» **TASK STATEMENT**
This task calls for copying every line of the records that includes the word "title".

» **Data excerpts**
--------

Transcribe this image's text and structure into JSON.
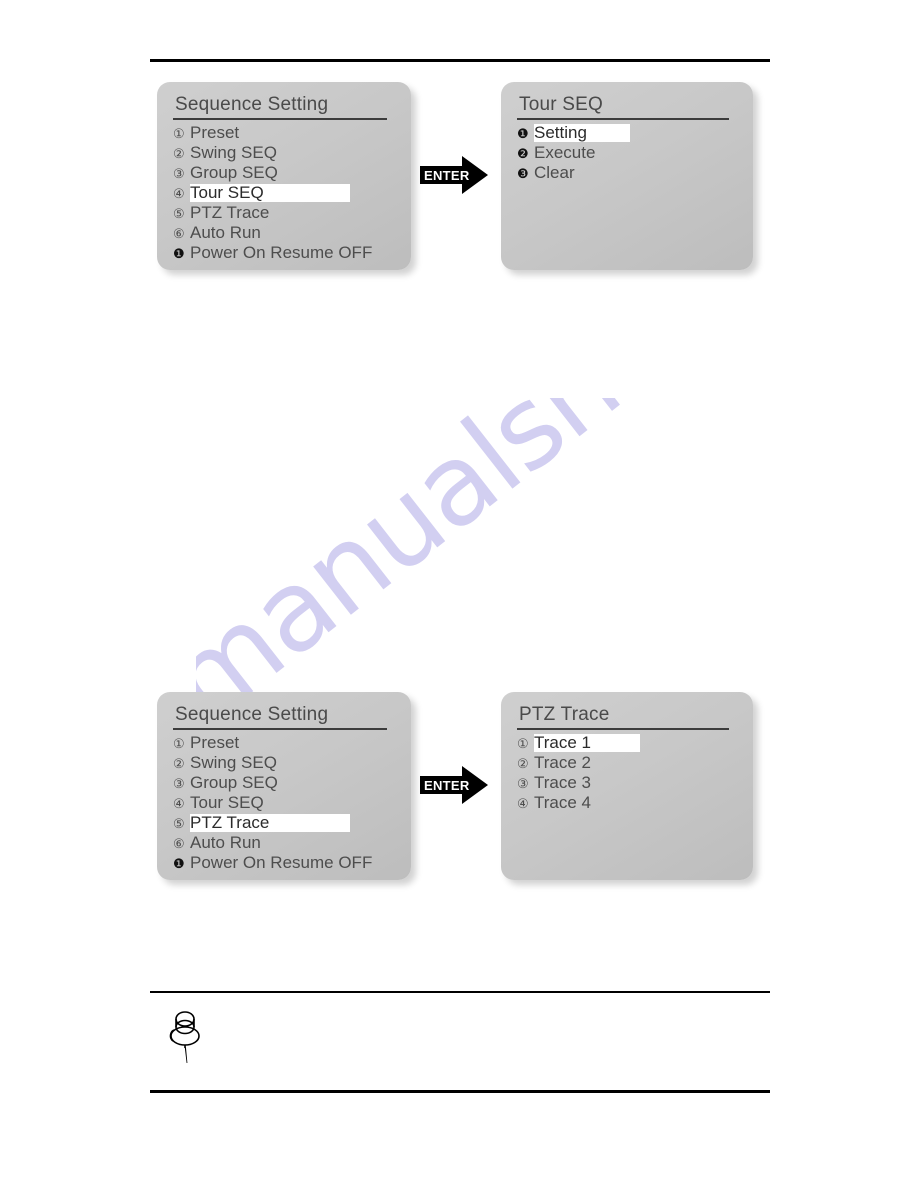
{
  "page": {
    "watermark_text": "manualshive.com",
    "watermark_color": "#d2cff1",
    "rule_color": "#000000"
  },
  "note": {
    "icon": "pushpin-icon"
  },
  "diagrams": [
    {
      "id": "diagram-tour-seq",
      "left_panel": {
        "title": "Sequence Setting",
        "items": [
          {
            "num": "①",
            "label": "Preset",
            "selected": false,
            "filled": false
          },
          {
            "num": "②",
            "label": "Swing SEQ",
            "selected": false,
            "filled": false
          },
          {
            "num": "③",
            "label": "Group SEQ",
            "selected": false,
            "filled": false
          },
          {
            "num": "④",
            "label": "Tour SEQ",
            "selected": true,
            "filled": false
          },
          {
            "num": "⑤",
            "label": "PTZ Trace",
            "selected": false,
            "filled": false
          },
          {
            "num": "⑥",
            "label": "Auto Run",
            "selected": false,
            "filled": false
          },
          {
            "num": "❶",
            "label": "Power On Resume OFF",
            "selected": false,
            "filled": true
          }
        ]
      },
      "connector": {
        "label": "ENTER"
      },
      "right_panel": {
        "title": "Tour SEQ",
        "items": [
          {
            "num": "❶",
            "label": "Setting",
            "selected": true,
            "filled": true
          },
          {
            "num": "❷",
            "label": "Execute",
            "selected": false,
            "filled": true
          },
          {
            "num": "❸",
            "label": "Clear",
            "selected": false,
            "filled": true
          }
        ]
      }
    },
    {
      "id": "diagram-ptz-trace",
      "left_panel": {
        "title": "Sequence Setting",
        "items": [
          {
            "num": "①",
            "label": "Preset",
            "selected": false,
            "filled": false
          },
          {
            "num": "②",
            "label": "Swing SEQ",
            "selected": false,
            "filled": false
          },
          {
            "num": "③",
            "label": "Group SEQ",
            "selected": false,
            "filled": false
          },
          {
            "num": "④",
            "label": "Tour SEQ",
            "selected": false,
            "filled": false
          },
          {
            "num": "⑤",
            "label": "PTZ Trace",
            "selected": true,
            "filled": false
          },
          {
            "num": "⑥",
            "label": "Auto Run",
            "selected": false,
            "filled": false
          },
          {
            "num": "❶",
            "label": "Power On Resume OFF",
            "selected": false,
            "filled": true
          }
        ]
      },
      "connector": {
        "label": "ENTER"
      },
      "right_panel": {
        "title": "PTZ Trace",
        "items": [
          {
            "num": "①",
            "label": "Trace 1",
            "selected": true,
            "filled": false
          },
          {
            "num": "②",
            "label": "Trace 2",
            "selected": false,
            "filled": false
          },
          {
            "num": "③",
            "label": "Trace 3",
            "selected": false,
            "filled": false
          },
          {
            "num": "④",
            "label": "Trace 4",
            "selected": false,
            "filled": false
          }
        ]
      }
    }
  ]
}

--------

» **TASK ANSWER**
        "title": "Sequence Setting",
        "title": "Tour SEQ",
        "title": "Sequence Setting",
        "title": "PTZ Trace",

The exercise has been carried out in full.